What is being asked:
Scan the data below for the string "icon". Copy every line where it appears.
┄┄┄┄┄┄
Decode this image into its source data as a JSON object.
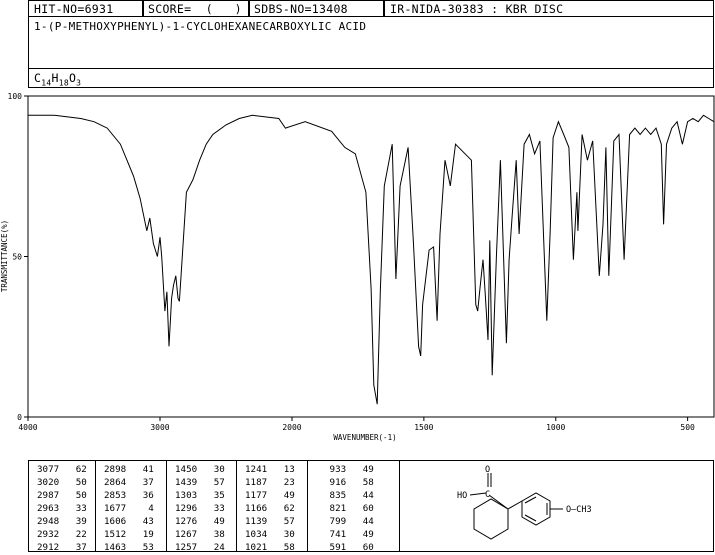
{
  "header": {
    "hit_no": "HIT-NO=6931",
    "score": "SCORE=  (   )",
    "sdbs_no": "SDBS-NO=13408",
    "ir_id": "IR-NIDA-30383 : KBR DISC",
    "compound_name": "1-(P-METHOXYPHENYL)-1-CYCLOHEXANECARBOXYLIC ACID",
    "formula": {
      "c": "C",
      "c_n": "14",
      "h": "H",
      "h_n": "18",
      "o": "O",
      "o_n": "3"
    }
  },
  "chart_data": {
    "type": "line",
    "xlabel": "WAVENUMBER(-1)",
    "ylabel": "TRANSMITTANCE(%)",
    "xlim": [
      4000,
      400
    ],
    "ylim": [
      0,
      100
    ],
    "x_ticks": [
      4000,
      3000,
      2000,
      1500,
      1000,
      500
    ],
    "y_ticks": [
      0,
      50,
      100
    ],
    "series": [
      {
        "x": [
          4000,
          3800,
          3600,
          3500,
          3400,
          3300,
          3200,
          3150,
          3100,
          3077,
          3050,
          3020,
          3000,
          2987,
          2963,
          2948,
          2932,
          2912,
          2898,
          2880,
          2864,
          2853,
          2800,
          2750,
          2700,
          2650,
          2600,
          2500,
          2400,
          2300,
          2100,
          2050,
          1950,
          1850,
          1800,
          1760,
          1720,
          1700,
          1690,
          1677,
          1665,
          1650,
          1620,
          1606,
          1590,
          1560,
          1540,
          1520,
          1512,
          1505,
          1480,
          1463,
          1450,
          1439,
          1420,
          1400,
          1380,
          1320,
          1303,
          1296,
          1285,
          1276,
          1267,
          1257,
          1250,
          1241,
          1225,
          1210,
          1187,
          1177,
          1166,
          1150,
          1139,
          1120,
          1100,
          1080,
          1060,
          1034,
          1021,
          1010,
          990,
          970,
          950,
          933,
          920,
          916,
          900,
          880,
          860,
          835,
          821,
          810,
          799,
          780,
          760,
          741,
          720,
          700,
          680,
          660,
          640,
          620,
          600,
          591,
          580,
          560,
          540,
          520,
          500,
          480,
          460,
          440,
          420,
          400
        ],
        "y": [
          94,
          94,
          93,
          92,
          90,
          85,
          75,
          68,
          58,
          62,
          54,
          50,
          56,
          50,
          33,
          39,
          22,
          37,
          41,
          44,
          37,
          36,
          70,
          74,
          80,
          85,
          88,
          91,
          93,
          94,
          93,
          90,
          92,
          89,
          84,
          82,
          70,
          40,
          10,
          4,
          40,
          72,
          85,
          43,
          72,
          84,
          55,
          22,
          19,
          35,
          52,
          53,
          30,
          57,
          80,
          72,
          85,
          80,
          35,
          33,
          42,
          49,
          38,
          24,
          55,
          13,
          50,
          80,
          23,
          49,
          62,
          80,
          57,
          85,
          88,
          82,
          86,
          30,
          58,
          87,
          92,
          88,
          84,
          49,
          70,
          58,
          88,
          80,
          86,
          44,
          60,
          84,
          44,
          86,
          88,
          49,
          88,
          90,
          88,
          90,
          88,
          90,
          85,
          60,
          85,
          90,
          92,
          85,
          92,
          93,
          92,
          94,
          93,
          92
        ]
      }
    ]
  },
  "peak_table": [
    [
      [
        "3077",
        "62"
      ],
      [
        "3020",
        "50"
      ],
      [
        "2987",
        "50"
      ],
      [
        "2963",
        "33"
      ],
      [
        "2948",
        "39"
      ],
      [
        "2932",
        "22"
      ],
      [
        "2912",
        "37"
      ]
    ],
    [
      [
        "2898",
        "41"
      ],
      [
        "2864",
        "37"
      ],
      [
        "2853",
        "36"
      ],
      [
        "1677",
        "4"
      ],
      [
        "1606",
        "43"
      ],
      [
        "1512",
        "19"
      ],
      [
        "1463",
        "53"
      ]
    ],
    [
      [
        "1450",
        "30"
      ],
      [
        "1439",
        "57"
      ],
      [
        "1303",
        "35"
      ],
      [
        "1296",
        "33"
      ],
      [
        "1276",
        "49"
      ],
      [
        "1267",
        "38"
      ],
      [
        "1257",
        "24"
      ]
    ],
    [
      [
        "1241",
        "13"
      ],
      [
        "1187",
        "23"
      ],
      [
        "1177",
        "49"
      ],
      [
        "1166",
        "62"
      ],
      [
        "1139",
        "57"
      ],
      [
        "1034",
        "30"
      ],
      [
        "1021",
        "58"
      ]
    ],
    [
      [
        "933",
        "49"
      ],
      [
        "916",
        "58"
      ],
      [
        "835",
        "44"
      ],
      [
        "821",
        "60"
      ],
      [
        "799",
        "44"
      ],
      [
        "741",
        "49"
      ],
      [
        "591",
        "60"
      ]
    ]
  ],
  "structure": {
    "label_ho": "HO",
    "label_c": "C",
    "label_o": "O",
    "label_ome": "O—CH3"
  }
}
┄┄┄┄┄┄
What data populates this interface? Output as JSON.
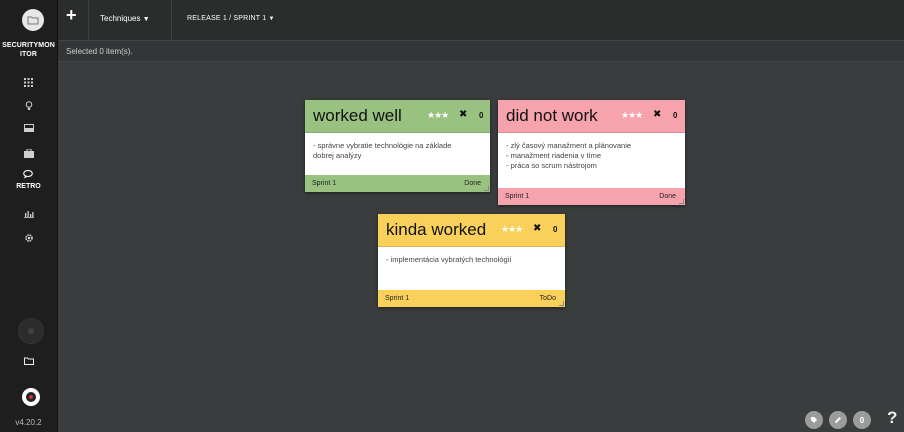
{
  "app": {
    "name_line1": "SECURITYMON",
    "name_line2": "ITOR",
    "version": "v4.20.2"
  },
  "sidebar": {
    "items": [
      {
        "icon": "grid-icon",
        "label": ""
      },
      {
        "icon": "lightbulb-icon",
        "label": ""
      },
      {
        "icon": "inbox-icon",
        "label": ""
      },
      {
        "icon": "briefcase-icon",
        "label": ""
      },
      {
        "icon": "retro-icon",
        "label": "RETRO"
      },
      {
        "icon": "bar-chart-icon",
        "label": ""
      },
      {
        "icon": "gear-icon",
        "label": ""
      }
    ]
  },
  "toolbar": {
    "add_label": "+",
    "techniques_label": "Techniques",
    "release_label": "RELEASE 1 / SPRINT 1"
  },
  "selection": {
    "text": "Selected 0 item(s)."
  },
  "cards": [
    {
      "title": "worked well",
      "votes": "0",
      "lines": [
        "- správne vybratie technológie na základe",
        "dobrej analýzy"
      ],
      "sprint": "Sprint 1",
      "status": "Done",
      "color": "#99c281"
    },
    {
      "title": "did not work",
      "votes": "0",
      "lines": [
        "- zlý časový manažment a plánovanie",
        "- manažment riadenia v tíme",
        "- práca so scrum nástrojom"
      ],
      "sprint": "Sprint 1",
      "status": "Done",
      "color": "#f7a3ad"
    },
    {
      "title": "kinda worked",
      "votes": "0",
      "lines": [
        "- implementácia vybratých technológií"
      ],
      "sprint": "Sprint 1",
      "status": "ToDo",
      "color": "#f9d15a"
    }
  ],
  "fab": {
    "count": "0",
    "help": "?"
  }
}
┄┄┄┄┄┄
Result of this exercise:
        "icon": "grid-icon",
        "icon": "lightbulb-icon",
        "icon": "inbox-icon",
        "icon": "briefcase-icon",
        "icon": "retro-icon",
        "icon": "bar-chart-icon",
        "icon": "gear-icon",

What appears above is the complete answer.